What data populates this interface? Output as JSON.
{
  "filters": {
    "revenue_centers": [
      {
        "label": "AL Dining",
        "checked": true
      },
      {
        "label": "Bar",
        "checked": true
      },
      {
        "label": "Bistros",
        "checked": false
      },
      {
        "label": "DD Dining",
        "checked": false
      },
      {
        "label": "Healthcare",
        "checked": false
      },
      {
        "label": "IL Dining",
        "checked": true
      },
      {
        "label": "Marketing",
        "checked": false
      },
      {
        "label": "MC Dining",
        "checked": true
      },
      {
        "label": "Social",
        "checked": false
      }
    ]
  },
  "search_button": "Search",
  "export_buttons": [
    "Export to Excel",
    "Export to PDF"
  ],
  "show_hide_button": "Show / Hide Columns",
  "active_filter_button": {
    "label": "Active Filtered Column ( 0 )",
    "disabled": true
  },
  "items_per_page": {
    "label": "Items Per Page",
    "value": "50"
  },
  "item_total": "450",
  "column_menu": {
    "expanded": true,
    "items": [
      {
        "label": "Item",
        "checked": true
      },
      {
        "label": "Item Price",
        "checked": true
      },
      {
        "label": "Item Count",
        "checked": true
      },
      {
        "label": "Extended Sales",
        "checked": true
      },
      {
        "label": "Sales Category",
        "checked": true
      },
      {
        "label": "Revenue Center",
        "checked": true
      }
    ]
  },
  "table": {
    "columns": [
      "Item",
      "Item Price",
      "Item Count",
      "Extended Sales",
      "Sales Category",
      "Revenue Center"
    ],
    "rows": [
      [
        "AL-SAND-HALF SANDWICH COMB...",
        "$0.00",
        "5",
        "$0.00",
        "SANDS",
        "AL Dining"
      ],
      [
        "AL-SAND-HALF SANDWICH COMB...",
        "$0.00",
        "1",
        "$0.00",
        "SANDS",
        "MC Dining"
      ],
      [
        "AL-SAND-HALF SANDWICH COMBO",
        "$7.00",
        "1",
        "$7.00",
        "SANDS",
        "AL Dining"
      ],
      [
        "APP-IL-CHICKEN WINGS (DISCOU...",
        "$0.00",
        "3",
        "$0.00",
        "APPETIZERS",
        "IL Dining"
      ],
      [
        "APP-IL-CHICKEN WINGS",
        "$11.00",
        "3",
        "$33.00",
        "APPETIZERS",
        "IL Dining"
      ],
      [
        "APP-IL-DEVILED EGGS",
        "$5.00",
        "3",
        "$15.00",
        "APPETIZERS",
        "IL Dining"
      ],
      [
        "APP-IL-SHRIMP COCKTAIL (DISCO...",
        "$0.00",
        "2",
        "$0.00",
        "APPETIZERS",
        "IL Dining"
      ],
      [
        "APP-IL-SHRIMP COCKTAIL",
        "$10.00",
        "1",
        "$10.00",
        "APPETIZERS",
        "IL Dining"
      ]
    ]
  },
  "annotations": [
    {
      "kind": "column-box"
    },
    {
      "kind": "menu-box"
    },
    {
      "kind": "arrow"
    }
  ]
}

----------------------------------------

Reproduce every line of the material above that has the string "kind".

      "kind": "column-box"
      "kind": "menu-box"
      "kind": "arrow"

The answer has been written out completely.